One of my favorite Charles Darwin quotes is from The Descent of Man: “Ignorance more frequently begets confidence than does knowledge.” Sadly, it appears that lately there are a lot of confident people out there when it comes to knowing what’s real in this universe and what’s not. And science and scientists have taken a bit of a beating. With media darlings like “Climategate” and mismanaged flu outbreaks on one side, and the rise of religious extremism on the other, I’m sometimes frightened that science is being edged out, marginalized by all those folks who seem much more certain than I of the ways of the world. Is it true? Are we really getting medieval on ourselves?
Sometimes, perhaps just for comfort’s sake, I find it’s a good idea to check in with the base and make sure we’re all pretty much on the same page. To that, Scientific American just posted what seem like some encouraging numbers from a web survey that “suggests that the scientifically literate public still trusts its experts.”
To conduct the survey, SA joined forces with its “sister publication,” Nature, to poll online readers and got a huge response – more than 21,000 people. The publications acknowledge it was “a supportive and science-literate crowd,” with nearly 20 percent identifying themselves as PhDs. Nevertheless, the survey points to some interesting trends and some wide variations of viewpoints within the community.

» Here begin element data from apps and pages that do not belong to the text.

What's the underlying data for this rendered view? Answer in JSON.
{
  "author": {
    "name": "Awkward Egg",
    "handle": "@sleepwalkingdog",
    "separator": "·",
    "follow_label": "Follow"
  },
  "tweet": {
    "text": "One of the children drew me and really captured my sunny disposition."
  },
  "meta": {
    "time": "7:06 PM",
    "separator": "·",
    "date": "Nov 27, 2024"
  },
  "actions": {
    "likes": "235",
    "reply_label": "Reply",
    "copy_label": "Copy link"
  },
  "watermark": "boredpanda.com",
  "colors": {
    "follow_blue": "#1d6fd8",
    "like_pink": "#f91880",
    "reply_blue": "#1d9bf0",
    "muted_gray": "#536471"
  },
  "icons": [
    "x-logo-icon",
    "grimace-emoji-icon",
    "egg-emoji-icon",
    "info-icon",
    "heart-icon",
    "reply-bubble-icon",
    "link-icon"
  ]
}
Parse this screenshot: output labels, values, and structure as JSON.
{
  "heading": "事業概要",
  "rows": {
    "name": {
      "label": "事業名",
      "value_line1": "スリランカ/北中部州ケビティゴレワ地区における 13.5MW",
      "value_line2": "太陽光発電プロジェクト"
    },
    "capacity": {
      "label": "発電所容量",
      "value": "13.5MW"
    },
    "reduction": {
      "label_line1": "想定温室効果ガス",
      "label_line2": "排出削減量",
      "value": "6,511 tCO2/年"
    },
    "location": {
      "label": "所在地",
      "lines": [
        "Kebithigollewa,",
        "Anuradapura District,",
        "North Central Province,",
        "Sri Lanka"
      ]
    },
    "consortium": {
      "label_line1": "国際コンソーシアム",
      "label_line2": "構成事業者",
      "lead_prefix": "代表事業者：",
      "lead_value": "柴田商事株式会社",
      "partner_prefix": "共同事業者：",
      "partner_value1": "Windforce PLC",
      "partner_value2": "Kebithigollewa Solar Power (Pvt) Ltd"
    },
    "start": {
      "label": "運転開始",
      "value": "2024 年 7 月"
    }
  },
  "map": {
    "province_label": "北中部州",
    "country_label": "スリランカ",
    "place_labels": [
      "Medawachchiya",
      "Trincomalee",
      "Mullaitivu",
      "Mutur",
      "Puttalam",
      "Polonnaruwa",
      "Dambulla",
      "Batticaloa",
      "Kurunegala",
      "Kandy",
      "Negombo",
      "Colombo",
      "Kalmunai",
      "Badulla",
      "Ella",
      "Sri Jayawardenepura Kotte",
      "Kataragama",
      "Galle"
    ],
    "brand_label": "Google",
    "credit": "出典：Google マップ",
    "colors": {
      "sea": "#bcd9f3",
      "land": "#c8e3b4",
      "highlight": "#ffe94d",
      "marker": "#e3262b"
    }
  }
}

Happily, these variations are not apparent regarding the big question of “Who do you believe about stuff?” When asked how much scientists were trusted “to provide accurate information about important issues in society” versus others groups, such as politicians, religious leaders and friends and family, scientists came out way ahead (four out of five stars as opposed to religious leaders getting only about one and a half stars). What’s interesting, though, is that respondents trust scientists on certain subjects like evolution (that’s for you, Charles) and the origin of the universe, but much less so on issues like flu pandemics, depression drugs, pesticides, genetically modified crops and vitamin supplements. It’s almost as if respondents sniffed out the potential for profits and the possibility of scientists being, how shall we say, less than straightforward.

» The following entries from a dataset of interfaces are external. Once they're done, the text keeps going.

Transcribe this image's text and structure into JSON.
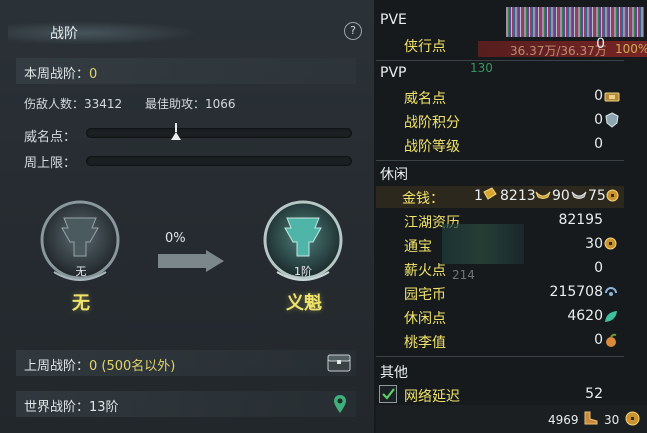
{
  "left": {
    "title": "战阶",
    "help": "?",
    "week_rank_label": "本周战阶：",
    "week_rank_value": "0",
    "kills_label": "伤敌人数：",
    "kills_value": "33412",
    "assists_label": "最佳助攻：",
    "assists_value": "1066",
    "fame_label": "威名点：",
    "fame_progress": 0.34,
    "week_limit_label": "周上限：",
    "current_rank_small": "无",
    "current_rank_name": "无",
    "progress_pct": "0%",
    "next_rank_small": "1阶",
    "next_rank_name": "义魁",
    "last_week_label": "上周战阶：",
    "last_week_value": "0 (500名以外)",
    "world_rank_label": "世界战阶：",
    "world_rank_value": "13阶",
    "icons": {
      "chest": "chest-icon",
      "map_pin": "map-pin-icon"
    }
  },
  "right": {
    "top_overlay_count": "130",
    "hp_text": "36.37万/36.37万",
    "hp_pct_overlay": "100%",
    "pve_header": "PVE",
    "xiaxing_label": "侠行点",
    "xiaxing_value": "0",
    "pvp_header": "PVP",
    "weiming_label": "威名点",
    "weiming_value": "0",
    "zhanjie_score_label": "战阶积分",
    "zhanjie_score_value": "0",
    "zhanjie_level_label": "战阶等级",
    "zhanjie_level_value": "0",
    "leisure_header": "休闲",
    "money_label": "金钱：",
    "money_gold": "1",
    "money_silver": "8213",
    "money_copper": "90",
    "money_extra": "75",
    "jianghu_label": "江湖资历",
    "jianghu_value": "82195",
    "tongbao_label": "通宝",
    "tongbao_value": "30",
    "xinhuo_label": "薪火点",
    "xinhuo_value": "0",
    "xinhuo_overlay": "214",
    "yuanzhai_label": "园宅币",
    "yuanzhai_value": "215708",
    "xiuxian_label": "休闲点",
    "xiuxian_value": "4620",
    "taoli_label": "桃李值",
    "taoli_value": "0",
    "other_header": "其他",
    "latency_label": "网络延迟",
    "latency_value": "52",
    "latency_checked": true,
    "footer_left": "4969",
    "footer_right": "30"
  },
  "colors": {
    "accent_yellow": "#f0e36b",
    "panel_bg": "#262c31",
    "right_bg": "#161a1d",
    "text": "#d7dcdf"
  }
}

Another interesting line of questions regards one of our fave topics, climate change denial, particularly among us gringos. “Numerous polls show a decline in the percentage of Americans who believe humans affect climate,” says SA, “but our survey suggests the nation is not among the worst deniers.”
Turns out we’re happily behind France, Japan and Australia on this dubious list. But there’s good news here too as “among those respondents who have changed their opinions in the past year, three times more said they are more certain than less certain that humans are changing the climate.”
One heartening, and particularly timely area of inquiry, indicates that respondents still feel, despite the global econominic situation, that putting cash into science is a good ROI (return on investment) strategy. In fact, 72 percent of respondents think that “investment in basic science is one of the best ways to stimulate jobs and the economy.”
The survey looks into a number of other interesting areas as well, including science and politics, “techno fears” and “suspicion over the flu.” The SA post also has some nifty graphics for you at-a-glance folks.
I do realize that SA is asking the choir (albeit one with a diverse voice) for answers here, but sometimes, when the din of dumb gets loud enough, it helps to turn around, face the home crowd and ask, “You still with us?” A resounding “Yes!” is nice to hear.
Image: Jordan Cole